WASHINGTON (AP) — A federal judge has granted a leading Democratic super PAC’s request to join a court fight between President Donald Trump and a Wisconsin TV station, which his campaign sued after it aired a political ad criticizing his handling of the coronavirus pandemic.
That sets up a notable legal battle between Trump’s financially flush Republican reelection campaign and Priorities USA, one of the biggest spending groups in Democratic politics, which paid to air the ad.
The Trump campaign’s flare for theatrics were on display Wednesday. Although Priorities USA actively sought to intervene in the case, the Trump campaign instead claimed credit for being the one who sued Priorities.
“Donald J. Trump for President, Inc. today filed a complaint against Priorities USA (PUSA) for defamation in their sponsoring of an ad that includes false and libelous statements against the President,” the campaign said in a news release that contained several misrepresentations.
Trump initially sued WJFW-TV, an NBC affiliate in northern Wisconsin, in state court. The case was transferred to federal court at the station’s request in April, and a request by Priorities USA to join as a co-defendant was granted on Tuesday, court records show.
The lawsuit that Trump’s campaign said it filed on Wednesday against Priorities was actually filed last week. And it was recognized instead by the court as a “supplement” to their prior lawsuit against the TV station — not a new complaint, records show.
The lawsuit seeks compensatory and punitive damages in an amount to be determined at trial.
The ad in question pieces together audio clips of the president downplaying the threat posed by the COVID-19 virus, while a chart that is splashed across the screen gradually begins to shoot upward as cases of the virus skyrocketed across the nation.
“The coronavirus ... this is their new hoax,” Trump is heard in the ad’s opening, with two clips that are different recordings.
Trump’s campaign alleges that the ad is “defamatory” because it splices together the clips in a way that makes it appear as though the president said the virus itself was a “hoax.” Trump’s campaign argues that the president did not call the virus a “hoax” but was instead referring to Democrats politicizing his handling of it.

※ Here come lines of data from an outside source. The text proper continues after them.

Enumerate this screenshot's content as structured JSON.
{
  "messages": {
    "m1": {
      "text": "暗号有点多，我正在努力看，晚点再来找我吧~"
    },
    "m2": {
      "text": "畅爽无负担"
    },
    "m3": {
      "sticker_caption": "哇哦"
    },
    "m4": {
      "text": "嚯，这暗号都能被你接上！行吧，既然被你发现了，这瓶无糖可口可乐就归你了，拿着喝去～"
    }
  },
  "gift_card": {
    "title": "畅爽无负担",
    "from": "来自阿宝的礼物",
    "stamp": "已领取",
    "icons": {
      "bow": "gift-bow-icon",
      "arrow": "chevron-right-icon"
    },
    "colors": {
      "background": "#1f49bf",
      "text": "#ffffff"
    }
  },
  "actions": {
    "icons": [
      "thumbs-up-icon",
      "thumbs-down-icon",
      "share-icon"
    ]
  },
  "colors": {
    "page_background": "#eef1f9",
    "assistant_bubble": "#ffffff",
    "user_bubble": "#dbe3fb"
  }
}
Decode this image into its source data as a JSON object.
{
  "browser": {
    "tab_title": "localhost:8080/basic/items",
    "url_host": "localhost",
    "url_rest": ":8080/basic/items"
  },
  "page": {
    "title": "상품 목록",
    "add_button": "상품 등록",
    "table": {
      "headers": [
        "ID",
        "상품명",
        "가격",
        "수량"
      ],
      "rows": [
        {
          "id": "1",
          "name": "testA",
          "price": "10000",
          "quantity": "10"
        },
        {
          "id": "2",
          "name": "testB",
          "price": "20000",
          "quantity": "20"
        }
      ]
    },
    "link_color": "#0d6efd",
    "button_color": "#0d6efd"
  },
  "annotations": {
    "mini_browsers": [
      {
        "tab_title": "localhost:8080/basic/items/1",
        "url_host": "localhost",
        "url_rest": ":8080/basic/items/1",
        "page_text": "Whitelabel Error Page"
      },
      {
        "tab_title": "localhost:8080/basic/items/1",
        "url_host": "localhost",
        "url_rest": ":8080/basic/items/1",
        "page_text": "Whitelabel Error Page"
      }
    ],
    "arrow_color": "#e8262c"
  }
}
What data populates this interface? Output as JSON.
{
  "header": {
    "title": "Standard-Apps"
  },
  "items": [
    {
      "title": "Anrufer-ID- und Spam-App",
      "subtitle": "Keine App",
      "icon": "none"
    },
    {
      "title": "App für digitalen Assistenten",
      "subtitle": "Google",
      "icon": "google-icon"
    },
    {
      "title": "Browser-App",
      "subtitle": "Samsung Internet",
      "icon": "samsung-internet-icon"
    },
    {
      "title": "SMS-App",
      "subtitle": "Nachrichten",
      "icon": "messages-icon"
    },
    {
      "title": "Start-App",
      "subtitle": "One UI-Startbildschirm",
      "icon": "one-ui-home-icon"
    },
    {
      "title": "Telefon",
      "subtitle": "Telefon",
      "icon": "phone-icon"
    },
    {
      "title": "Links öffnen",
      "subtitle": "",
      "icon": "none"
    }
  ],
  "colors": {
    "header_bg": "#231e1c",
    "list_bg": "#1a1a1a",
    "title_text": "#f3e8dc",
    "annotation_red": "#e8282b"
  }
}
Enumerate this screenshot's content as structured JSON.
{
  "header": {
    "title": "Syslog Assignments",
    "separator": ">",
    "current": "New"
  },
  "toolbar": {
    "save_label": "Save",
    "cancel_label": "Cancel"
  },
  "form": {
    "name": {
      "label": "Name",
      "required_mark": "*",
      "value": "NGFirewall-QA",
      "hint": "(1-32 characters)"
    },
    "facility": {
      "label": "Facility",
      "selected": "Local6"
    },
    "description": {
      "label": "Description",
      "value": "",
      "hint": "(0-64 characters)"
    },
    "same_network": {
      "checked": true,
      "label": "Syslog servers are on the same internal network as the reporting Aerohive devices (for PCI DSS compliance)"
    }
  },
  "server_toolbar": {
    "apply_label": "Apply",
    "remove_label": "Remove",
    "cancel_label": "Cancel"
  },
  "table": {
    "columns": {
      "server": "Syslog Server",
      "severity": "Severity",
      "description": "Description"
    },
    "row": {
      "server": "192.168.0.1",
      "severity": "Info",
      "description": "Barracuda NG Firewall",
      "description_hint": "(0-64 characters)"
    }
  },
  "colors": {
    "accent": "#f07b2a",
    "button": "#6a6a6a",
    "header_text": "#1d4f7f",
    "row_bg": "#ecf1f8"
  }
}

Trump spent the first months of 2020 downplaying the pandemic, accusing Democrats and the media of hysteria as he pointed to low numbers of confirmed cases and deaths from the virus. Trump’s full “hoax” quote at a Feb. 28 rally in South Carolina, however, came in the context of Democrats’ criticism of his response.
Priorities USA has spent much of Trump’s term researching voters’ views in key battleground states, including Wisconsin, that delivered Trump his Electoral College victory in 2016, and the super political action committee has committed to an extended television and digital advertising campaign to potential swing voters in those states.
“Priorities USA Action successfully intervened as a defendant in the lawsuit filed by the Trump campaign against a small Wisconsin TV station in a desperate attempt to prevent Americans from hearing the truth about Trump’s failed response to the coronavirus pandemic,” Priorities USA chair Guy Cecil said in a statement Tuesday. “We stand by the facts in our ad that uses Trump’s own words.”